14 September 2015

Dr Liz Forbes-Blom, head of our Gut Immunology team discusses concerns that babies born via Caesarian section have a different gut microbial signature than those born vaginally, and how new research could help in the future. Watch the TV3 news item below.

One of the first exposures to microbes from the outside world happens during birth.  Early colonisation of gut microbiota happens via the mouth and nose as the baby travels down the birth canal.  Emerging evidence points to this as a significant step in the development of the immune system, with babies born by via Caesarean section procedures having different communities of microbes to babies born vaginally.  

This is of paramount interest, as babies who enter the world through Caesarean delivery face much greater risks of developing a range of chronic immune disorders caused by defects in the immune system, compared to those delivered naturally. A hallmark study[1] published this year has examined the correlation between Caesarean sections and immunological disorders in two million Danish children born over a period of 35 years. They identified that children born by Caesarean were hospitalised more frequently than those born vaginally due to asthma, juvenile rheumatoid arthritis, inflammatory bowel disease, immune system defects, leukaemia, and other tissue disorders during their lives. 

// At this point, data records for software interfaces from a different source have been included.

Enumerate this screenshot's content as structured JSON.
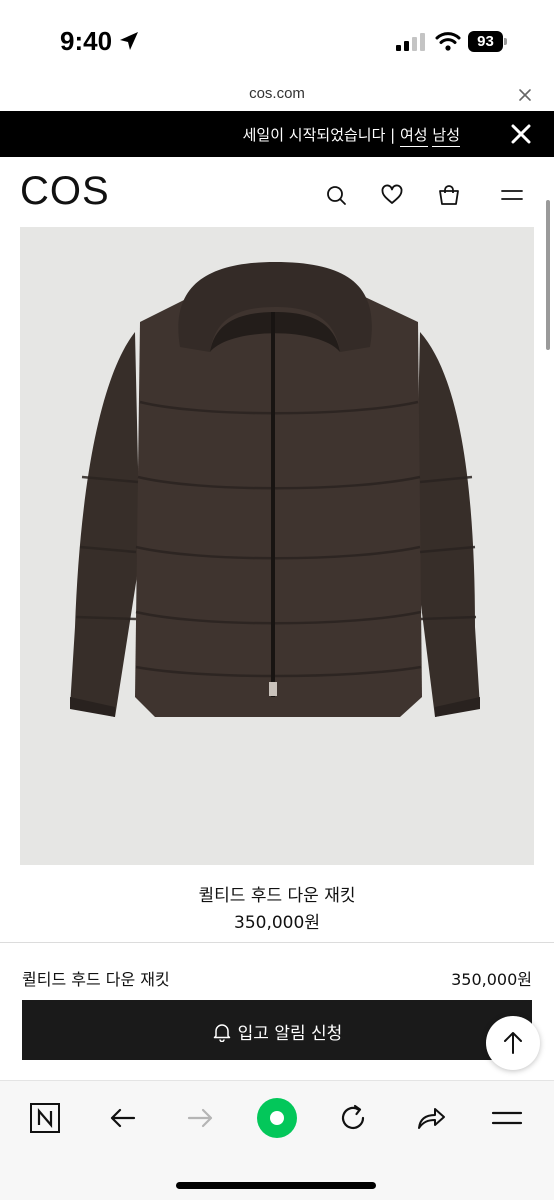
{
  "status": {
    "time": "9:40",
    "battery": "93"
  },
  "browser": {
    "url": "cos.com"
  },
  "announcement": {
    "text": "세일이 시작되었습니다 |",
    "link_women": "여성",
    "link_men": "남성"
  },
  "header": {
    "logo": "COS"
  },
  "product": {
    "name": "퀼티드 후드 다운 재킷",
    "price": "350,000원",
    "image_description": "dark brown quilted hooded down jacket"
  },
  "sticky_bar": {
    "name": "퀼티드 후드 다운 재킷",
    "price": "350,000원",
    "notify_label": "입고 알림 신청"
  },
  "icons": {
    "header": [
      "search-icon",
      "heart-icon",
      "bag-icon",
      "menu-icon"
    ],
    "toolbar": [
      "naver-n-icon",
      "back-arrow-icon",
      "forward-arrow-icon",
      "green-dot-home-icon",
      "refresh-icon",
      "share-icon",
      "menu-icon"
    ]
  },
  "colors": {
    "announce_bg": "#000000",
    "button_bg": "#1a1a1a",
    "accent_green": "#03c75a",
    "jacket": "#3a302b"
  }
}
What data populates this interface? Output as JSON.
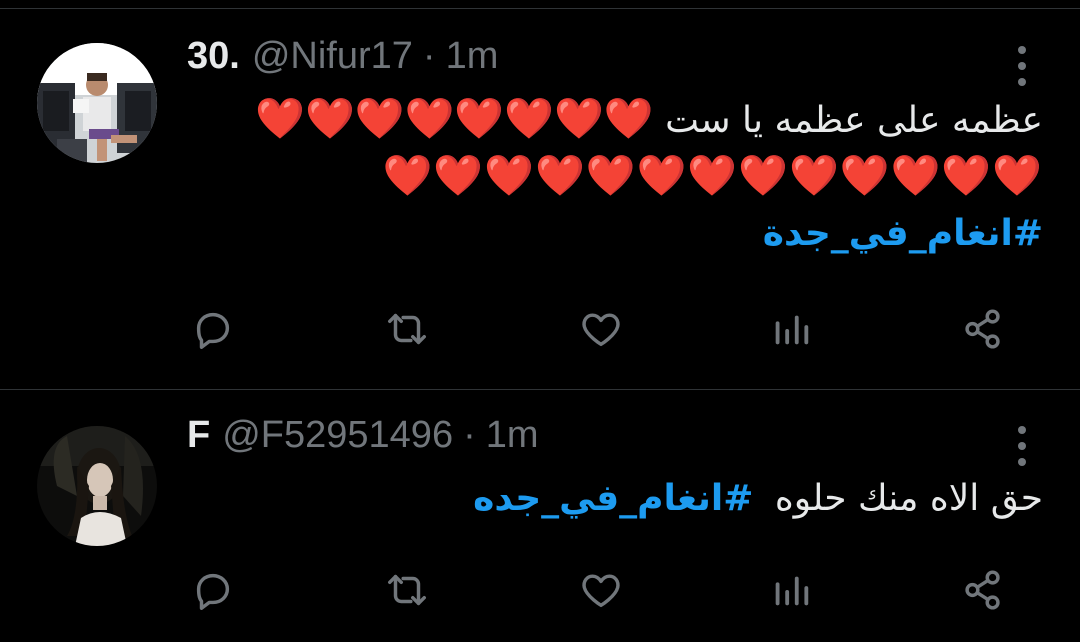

Increased awareness of this has seen the growth of mouth and nose gauze applications from their mother’s vagina to babies born this way, but the significance of other early life immune education steps require further research. 





















1  Cesarean section and chronic immune disorders.Sevelsted A, Stokholm J, Bønnelykke K, Bisgaard H. Pediatrics. 2015 Jan;135(1):e92-8. doi: 10.1542/peds.2014-0596. Epub 2014 Dec 1.